Meeting the Challenges of a Boom Period

Though there are clear signs of a recession post-pandemic, consumers have demonstrated an increased desire for luxury goods such as premium cigars.

As with the 1990s boom, or when a particular cigar makers hits a #1 cigar of the year rating, keeping up with a sharp increase in demand for a cigar can prove incredibly challenging for its maker.

Due to the restraints of proper growing procedures and the required aging periods for tobacco, cigars are an agricultural product that cannot be rushed if consistency and quality are to be adhered to.

When speaking about achieving Cigar Aficionado Cigar of the Year in 2014 with their Melanio Serie V Figurado, Oliva Global Brand Ambassador Brian Shapiro states, “It was a challenge for sure, but we had previously seen other brands unsuccessfully try to rush cigars to market after achieving the number one. We took our time; slowly, methodically increasing production to keep supply moving until we had eventually fulfilled the demand. It proved to be a successful plan, as we still live off that number one almost ten years later”.

Unlike the 1990s, today, most major “new world” cigar makers are more prepared for a boom period with greater reserves of tobacco.

Tobacco bales sit in a storage facility

Tobacco is sourced from more locations than ever before, including Nicaragua, who back in the 1990s were recovering from a period of communism and an embargo with the United States. Cigar production has been steadily growing in Nicaragua since around 2010, and today they are the biggest exporter to the USA.

Behind the Dominican Republic, Honduras is the third-leading exporter, shipping 60 to 70 million handmade cigars a year to the US alone.

For the first time ever, premium cigar imports to the United States have reached in excess of 400 million (source: Cigar Aficionado, Feb 2022). Despite a global price-fixing hike and supply shortages as a result of the aftermath of Covid-19 and Hurricane Ian, Cuba reported record-setting profits for its Habanos products in 2022.

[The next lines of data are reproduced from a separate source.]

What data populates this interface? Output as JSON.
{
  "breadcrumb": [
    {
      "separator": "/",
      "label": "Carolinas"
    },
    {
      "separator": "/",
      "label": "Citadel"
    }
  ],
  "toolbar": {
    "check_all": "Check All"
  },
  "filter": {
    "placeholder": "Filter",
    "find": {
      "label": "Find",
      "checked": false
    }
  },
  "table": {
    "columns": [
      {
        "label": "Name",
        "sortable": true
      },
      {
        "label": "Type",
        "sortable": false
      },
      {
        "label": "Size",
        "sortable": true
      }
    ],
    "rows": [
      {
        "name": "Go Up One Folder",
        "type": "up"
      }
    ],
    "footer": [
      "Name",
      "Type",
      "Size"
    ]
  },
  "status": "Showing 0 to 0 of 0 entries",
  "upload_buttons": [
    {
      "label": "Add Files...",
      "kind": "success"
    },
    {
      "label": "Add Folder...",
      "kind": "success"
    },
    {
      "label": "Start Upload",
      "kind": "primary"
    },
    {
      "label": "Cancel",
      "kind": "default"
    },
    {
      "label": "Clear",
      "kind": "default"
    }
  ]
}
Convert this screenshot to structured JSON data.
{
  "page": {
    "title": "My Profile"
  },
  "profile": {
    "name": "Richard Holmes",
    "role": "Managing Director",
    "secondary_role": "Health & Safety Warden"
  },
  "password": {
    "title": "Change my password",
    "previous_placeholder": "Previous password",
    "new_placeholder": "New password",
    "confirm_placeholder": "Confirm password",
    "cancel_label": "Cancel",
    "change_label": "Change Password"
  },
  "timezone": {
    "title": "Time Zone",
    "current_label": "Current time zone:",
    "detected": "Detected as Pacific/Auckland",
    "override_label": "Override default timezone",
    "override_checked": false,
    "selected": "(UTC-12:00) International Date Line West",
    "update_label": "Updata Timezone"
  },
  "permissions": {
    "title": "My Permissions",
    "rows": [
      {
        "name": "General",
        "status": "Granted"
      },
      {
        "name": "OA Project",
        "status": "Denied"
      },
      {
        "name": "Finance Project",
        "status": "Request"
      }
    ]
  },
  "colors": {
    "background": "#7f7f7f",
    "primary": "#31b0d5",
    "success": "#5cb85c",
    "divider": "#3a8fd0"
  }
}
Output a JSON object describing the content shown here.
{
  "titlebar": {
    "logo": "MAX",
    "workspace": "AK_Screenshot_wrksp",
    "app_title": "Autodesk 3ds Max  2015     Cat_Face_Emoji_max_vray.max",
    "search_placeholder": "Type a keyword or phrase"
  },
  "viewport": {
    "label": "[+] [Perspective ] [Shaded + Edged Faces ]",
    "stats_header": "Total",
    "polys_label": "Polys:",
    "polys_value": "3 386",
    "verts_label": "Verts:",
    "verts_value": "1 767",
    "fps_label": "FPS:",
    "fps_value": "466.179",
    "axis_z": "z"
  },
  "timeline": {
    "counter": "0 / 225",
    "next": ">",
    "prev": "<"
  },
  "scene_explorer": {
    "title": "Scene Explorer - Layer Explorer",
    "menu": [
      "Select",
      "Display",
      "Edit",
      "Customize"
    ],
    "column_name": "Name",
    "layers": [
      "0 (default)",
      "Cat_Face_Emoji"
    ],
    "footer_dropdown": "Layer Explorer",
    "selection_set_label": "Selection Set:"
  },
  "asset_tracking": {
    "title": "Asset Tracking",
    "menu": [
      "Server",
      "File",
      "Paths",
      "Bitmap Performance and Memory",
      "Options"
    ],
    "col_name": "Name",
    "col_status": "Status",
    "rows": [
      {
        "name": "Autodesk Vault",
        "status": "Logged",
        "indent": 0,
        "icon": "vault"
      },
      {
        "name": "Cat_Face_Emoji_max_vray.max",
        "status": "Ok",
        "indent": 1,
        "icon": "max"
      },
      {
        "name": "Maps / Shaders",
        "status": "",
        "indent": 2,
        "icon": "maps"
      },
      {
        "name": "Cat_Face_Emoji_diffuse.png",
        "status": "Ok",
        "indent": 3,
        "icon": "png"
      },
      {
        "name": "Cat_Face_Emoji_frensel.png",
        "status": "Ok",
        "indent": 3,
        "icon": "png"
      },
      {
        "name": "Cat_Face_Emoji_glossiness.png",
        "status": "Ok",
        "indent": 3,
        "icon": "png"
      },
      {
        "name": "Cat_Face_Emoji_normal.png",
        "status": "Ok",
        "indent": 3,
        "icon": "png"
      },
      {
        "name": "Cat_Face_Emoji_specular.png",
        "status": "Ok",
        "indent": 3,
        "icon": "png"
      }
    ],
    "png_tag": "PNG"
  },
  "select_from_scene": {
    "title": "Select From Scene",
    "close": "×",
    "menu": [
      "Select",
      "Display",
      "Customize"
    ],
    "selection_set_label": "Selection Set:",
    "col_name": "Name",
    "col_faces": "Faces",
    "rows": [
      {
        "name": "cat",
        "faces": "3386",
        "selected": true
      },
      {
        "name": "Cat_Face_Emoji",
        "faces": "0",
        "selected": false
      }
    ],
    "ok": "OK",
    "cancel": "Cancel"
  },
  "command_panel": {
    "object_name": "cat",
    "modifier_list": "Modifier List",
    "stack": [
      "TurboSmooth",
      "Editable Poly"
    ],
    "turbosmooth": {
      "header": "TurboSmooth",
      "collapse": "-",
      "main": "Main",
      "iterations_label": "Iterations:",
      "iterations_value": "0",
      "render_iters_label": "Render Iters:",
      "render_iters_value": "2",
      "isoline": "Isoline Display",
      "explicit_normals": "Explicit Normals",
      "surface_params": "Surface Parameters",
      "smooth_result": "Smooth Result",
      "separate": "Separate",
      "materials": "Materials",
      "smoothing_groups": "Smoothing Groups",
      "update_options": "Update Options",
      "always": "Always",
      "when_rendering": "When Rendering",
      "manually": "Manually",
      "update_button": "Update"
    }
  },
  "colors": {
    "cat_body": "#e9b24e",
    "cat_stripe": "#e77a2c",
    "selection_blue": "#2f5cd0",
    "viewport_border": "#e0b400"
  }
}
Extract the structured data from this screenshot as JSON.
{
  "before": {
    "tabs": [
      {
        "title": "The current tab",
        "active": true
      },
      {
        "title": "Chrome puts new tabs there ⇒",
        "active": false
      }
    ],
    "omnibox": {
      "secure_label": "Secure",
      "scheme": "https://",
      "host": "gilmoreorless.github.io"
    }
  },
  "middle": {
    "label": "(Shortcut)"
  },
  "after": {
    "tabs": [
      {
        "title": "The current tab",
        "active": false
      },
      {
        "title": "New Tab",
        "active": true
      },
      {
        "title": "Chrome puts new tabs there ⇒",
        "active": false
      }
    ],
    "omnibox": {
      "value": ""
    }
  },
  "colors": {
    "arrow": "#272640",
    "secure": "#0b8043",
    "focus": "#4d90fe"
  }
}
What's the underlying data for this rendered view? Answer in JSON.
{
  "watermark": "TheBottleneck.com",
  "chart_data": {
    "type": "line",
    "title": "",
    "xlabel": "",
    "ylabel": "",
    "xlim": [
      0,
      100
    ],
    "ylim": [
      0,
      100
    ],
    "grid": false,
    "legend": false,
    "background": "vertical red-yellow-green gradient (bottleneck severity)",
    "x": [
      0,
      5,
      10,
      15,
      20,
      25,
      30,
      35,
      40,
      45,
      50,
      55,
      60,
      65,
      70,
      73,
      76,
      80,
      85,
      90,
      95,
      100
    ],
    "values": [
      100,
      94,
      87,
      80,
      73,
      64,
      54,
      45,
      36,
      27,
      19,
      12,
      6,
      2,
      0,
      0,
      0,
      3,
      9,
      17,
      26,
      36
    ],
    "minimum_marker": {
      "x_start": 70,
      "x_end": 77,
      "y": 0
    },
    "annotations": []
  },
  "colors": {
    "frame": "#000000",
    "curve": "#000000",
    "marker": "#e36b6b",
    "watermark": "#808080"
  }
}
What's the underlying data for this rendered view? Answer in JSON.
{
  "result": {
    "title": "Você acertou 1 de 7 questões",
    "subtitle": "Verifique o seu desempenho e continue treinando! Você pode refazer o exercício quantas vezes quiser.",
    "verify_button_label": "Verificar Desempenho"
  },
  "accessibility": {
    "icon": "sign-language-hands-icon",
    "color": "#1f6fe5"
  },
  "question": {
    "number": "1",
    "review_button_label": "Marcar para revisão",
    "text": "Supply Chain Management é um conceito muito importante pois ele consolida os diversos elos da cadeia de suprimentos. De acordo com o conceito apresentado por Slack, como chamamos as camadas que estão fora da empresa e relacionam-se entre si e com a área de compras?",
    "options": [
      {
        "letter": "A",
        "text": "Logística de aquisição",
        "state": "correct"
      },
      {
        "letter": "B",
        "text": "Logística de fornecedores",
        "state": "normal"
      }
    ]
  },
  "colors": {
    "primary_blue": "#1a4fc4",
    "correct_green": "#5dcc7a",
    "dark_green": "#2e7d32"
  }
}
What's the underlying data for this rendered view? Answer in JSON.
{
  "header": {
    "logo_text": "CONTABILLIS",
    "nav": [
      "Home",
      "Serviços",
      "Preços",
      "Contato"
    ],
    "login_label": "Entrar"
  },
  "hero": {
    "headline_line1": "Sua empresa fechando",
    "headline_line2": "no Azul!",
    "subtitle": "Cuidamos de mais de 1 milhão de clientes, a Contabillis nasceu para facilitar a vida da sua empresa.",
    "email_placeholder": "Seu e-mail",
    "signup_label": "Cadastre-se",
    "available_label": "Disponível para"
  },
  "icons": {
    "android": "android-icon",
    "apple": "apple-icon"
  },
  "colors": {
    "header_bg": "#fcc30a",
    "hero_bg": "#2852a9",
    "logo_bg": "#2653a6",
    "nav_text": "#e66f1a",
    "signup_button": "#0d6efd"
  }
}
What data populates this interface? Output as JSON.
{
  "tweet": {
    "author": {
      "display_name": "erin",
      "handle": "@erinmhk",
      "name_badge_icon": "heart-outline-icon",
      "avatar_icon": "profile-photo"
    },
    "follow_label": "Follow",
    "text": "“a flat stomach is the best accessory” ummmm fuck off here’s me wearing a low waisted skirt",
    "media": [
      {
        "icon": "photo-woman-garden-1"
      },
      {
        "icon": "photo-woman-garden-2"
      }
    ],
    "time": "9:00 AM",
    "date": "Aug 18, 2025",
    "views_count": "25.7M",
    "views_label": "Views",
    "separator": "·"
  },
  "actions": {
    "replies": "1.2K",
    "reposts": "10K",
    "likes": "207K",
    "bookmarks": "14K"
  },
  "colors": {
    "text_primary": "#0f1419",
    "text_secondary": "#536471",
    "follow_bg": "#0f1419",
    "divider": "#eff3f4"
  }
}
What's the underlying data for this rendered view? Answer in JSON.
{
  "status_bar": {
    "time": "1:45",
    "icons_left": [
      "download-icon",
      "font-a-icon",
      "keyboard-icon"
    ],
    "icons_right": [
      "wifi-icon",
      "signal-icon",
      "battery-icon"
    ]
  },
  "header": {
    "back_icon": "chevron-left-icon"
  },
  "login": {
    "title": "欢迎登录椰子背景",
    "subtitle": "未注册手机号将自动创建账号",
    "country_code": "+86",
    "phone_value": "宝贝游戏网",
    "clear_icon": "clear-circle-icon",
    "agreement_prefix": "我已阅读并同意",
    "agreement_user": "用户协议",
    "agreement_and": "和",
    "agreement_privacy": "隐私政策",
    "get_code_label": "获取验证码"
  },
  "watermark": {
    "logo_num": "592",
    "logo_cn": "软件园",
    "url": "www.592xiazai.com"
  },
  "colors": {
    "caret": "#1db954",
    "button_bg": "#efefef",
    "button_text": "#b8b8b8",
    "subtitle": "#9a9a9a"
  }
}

“Though 2023 numbers have tapered a bit since the big Covid spike of 2021, premium cigar sales remain higher than they were in 2019’s pre-pandemic period.” says Colm O’Shea, Executive VP at Canadian cigar distributor House of Horvath . “We believe the cause of this micro-boom is attributed to new consumers joining the cigar market and not from existing consumers smoking more premium cigars.”

When it comes to enjoying a premium cigar, it’s the more the merrier – now more than ever.